▶ **What you have to do**
Show every line of the data where the word "JSON" can be found.

▶ **Data listing**

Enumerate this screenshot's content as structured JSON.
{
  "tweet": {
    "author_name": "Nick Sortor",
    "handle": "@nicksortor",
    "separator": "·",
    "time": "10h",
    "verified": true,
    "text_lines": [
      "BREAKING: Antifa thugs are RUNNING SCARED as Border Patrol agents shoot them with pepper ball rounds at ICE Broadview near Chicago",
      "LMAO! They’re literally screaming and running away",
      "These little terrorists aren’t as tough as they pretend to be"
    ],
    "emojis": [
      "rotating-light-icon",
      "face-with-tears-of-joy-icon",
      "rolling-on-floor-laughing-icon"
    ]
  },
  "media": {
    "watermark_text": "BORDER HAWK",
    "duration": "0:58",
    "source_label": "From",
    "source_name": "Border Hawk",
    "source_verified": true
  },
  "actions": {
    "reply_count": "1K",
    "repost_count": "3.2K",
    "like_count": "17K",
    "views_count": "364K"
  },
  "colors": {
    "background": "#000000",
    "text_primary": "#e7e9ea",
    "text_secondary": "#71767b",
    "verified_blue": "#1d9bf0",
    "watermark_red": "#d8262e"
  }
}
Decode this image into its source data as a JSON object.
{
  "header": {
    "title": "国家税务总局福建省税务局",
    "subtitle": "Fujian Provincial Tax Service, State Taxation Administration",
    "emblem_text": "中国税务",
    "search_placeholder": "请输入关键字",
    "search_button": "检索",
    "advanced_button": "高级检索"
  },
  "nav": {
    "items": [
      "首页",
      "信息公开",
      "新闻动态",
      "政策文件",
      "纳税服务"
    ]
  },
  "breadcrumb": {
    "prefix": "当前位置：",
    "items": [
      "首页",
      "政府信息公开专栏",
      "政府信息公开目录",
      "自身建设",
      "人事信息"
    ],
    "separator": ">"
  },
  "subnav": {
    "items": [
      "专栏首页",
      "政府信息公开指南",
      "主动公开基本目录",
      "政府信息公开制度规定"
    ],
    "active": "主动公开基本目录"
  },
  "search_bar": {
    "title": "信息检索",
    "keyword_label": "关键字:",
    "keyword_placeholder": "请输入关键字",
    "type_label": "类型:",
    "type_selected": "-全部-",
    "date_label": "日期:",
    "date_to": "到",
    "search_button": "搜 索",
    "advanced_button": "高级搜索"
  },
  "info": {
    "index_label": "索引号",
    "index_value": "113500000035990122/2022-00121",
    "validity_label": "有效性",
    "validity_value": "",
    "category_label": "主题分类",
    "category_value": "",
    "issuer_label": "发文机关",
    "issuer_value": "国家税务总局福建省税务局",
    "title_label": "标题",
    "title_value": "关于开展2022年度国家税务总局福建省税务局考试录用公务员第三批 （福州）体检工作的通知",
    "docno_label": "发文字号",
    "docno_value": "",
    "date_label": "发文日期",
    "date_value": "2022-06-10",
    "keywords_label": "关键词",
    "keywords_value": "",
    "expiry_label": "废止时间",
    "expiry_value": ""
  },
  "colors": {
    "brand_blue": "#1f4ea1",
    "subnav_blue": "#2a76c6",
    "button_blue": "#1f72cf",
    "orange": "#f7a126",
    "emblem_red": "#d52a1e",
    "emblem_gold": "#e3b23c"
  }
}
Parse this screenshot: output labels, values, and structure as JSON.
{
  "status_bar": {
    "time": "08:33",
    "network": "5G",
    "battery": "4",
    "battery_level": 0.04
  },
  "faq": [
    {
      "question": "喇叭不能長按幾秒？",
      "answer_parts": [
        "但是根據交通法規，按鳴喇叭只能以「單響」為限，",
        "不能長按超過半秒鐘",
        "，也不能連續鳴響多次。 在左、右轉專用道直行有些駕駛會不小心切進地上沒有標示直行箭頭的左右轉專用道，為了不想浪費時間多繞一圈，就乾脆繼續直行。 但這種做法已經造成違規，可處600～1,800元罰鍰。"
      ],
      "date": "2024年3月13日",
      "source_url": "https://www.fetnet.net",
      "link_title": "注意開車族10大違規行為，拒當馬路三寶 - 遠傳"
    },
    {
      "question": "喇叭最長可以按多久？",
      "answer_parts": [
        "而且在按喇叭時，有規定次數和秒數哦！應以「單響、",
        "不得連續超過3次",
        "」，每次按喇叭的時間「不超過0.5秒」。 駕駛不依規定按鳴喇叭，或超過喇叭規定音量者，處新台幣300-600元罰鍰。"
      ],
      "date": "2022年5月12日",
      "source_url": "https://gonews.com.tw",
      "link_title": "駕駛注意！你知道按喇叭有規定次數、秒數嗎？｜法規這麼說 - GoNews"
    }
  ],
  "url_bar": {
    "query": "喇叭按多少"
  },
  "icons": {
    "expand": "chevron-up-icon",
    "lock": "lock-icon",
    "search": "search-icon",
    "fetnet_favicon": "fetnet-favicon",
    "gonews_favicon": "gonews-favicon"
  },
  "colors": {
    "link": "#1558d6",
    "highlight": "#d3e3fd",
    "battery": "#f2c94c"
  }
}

▶ **Written response**
Enumerate this screenshot's content as structured JSON.
Decode this image into its source data as a JSON object.
Parse this screenshot: output labels, values, and structure as JSON.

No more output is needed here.